Jewels were found in a garbage bin last week, months after thieves escaped by bicycle and motorboat
The main suspect in the theft of royal funeral artifacts from a Swedish cathedral confessed Friday to stealing them after his DNA was found on the items that were pulled out last week from a garbage bin north of Stockholm.
Swedish broadcaster SVT, reporting Friday from a Stockholm court, quoted the 22-year-old Swede as saying he cut himself when taking the two crowns and an orb from a display at the Strangnas Cathedral, west of the capital, on July 31.
Police say blood on two of the items, found Feb. 5, matched his DNA, but they have no clue as to why the jewels turned up when they did.

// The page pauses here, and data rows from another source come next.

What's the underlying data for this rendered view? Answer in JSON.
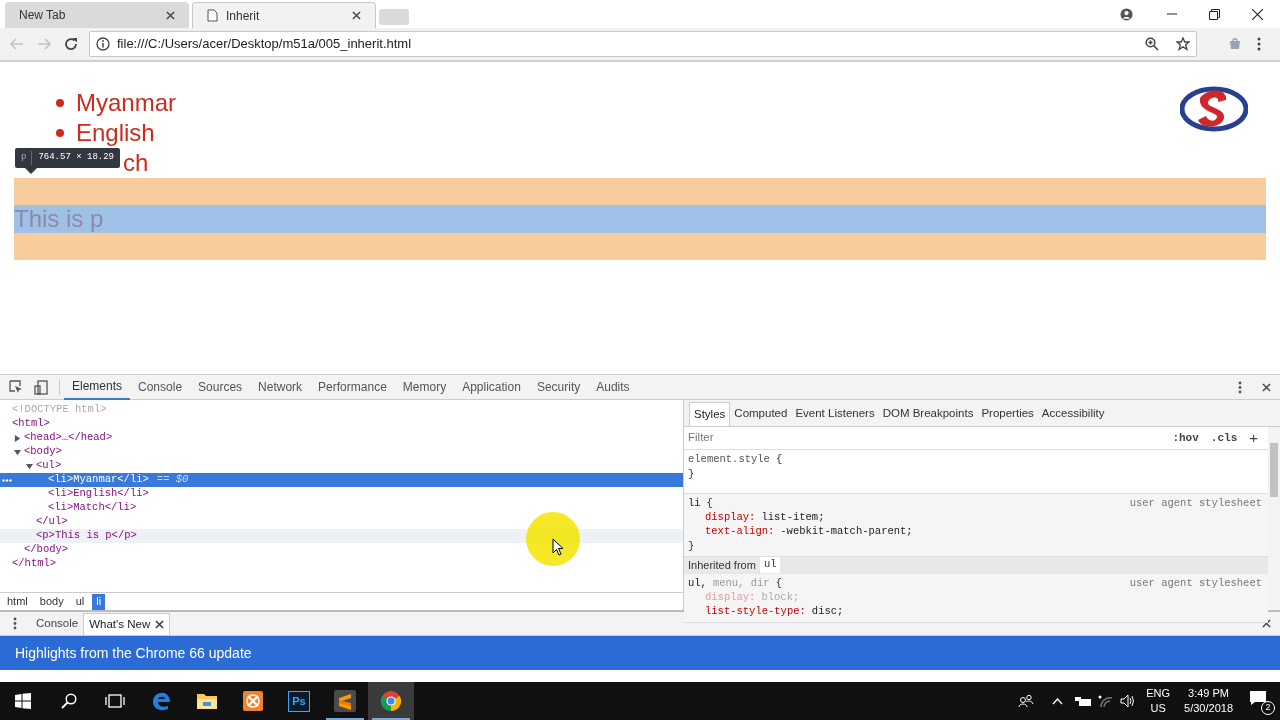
{
  "browser": {
    "tabs": [
      {
        "title": "New Tab",
        "selected": false
      },
      {
        "title": "Inherit",
        "selected": true
      }
    ],
    "url": "file:///C:/Users/acer/Desktop/m51a/005_inherit.html",
    "back_disabled": true,
    "forward_disabled": true
  },
  "page": {
    "list_items": [
      {
        "kind": "full",
        "text": "Myanmar"
      },
      {
        "kind": "full",
        "text": "English"
      },
      {
        "kind": "covered",
        "text": "ch"
      }
    ],
    "paragraph": "This is p",
    "inspect_tooltip": {
      "tag": "p",
      "size": "764.57 × 18.29"
    }
  },
  "devtools": {
    "tabs": [
      {
        "label": "Elements",
        "selected": true
      },
      {
        "label": "Console",
        "selected": false
      },
      {
        "label": "Sources",
        "selected": false
      },
      {
        "label": "Network",
        "selected": false
      },
      {
        "label": "Performance",
        "selected": false
      },
      {
        "label": "Memory",
        "selected": false
      },
      {
        "label": "Application",
        "selected": false
      },
      {
        "label": "Security",
        "selected": false
      },
      {
        "label": "Audits",
        "selected": false
      }
    ],
    "dom_tree": [
      {
        "kind": "doctype",
        "text": "<!DOCTYPE html>",
        "selected": false,
        "hovered": false
      },
      {
        "kind": "element",
        "text": "<html>",
        "selected": false,
        "hovered": false,
        "closing": "</html>",
        "children": [
          {
            "kind": "element",
            "text": "<head>…</head>",
            "expanded": false,
            "selected": false,
            "hovered": false
          },
          {
            "kind": "element",
            "text": "<body>",
            "expanded": true,
            "selected": false,
            "hovered": false,
            "closing": "</body>",
            "children": [
              {
                "kind": "element",
                "text": "<ul>",
                "expanded": true,
                "selected": false,
                "hovered": false,
                "closing": "</ul>",
                "children": [
                  {
                    "kind": "element",
                    "text": "<li>Myanmar</li>",
                    "suffix": "== $0",
                    "selected": true,
                    "hovered": false
                  },
                  {
                    "kind": "element",
                    "text": "<li>English</li>",
                    "selected": false,
                    "hovered": false
                  },
                  {
                    "kind": "element",
                    "text": "<li>Match</li>",
                    "selected": false,
                    "hovered": false
                  }
                ]
              },
              {
                "kind": "element",
                "text": "<p>This is p</p>",
                "selected": false,
                "hovered": true
              }
            ]
          }
        ]
      }
    ],
    "breadcrumbs": [
      {
        "label": "html",
        "selected": false
      },
      {
        "label": "body",
        "selected": false
      },
      {
        "label": "ul",
        "selected": false
      },
      {
        "label": "li",
        "selected": true
      }
    ],
    "sidebar_tabs": [
      {
        "label": "Styles",
        "selected": true
      },
      {
        "label": "Computed",
        "selected": false
      },
      {
        "label": "Event Listeners",
        "selected": false
      },
      {
        "label": "DOM Breakpoints",
        "selected": false
      },
      {
        "label": "Properties",
        "selected": false
      },
      {
        "label": "Accessibility",
        "selected": false
      }
    ],
    "filter_placeholder": "Filter",
    "filter_buttons": [
      ":hov",
      ".cls",
      "+"
    ],
    "style_rules": [
      {
        "kind": "inline",
        "selectors": [
          {
            "text": "element.style",
            "matched": true
          }
        ],
        "open_brace": "{",
        "close_brace": "}"
      },
      {
        "kind": "rule",
        "selectors": [
          {
            "text": "li",
            "matched": true
          }
        ],
        "open_brace": "{",
        "source": "user agent stylesheet",
        "close_brace": "}",
        "declarations": [
          {
            "prop": "display:",
            "value": "list-item;",
            "overridden": false
          },
          {
            "prop": "text-align:",
            "value": "-webkit-match-parent;",
            "overridden": false
          }
        ]
      },
      {
        "kind": "inherited",
        "label": "Inherited from",
        "tag": "ul"
      },
      {
        "kind": "rule",
        "selectors": [
          {
            "text": "ul,",
            "matched": true
          },
          {
            "text": "menu, dir",
            "matched": false
          }
        ],
        "open_brace": "{",
        "source": "user agent stylesheet",
        "declarations": [
          {
            "prop": "display:",
            "value": "block;",
            "overridden": true
          },
          {
            "prop": "list-style-type:",
            "value": "disc;",
            "overridden": false
          }
        ]
      }
    ]
  },
  "drawer": {
    "tabs": [
      {
        "label": "Console",
        "selected": false,
        "closable": false
      },
      {
        "label": "What's New",
        "selected": true,
        "closable": true
      }
    ],
    "banner": "Highlights from the Chrome 66 update"
  },
  "taskbar": {
    "apps": [
      {
        "kind": "edge",
        "running": false,
        "active": false
      },
      {
        "kind": "explorer",
        "running": false,
        "active": false
      },
      {
        "kind": "xampp",
        "running": false,
        "active": false
      },
      {
        "kind": "photoshop",
        "label": "Ps",
        "running": false,
        "active": false
      },
      {
        "kind": "sublime",
        "running": true,
        "active": false
      },
      {
        "kind": "chrome",
        "running": true,
        "active": true
      }
    ],
    "language": "ENG",
    "region": "US",
    "time": "3:49 PM",
    "date": "5/30/2018",
    "notifications": "2"
  }
}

"I am the one who committed the theft," the defendant, who has not been publicly identified, said on the last day of the trial.
The heist made international headlines because the thieves got away from the red-brick church built between 1291 and 1340 on stolen bicycles and then fled by motorboat via the vast system of lakes west of Stockholm.
The items from 1611 that once belonged to King Karl IX and Queen Kristina are estimated to be worth 65 million kronor ($9.3 million Cdn). They are funeral regalia, which are placed inside or on top of a coffin to symbolize a deceased royal's identity and social ranking.
Prosecutor Isabelle Bjursten has asked that the suspect, who reportedly intended to sell the items, get six years in prison. He has remained mum as to who helped him but two more men have been detained in the case.
One is suspected of being involved in the return of the precious regalia, which were found in a garbage bin that was placed on top of a car, north of Stockholm.
Another person likely helped out in the heist and has been detained but not charged.
While some funeral regalia are kept in the cathedrals of Strangnas, Uppsala and Vasteras, the vast majority of Sweden's crown jewels are in vaults under the Royal Castle in Stockholm.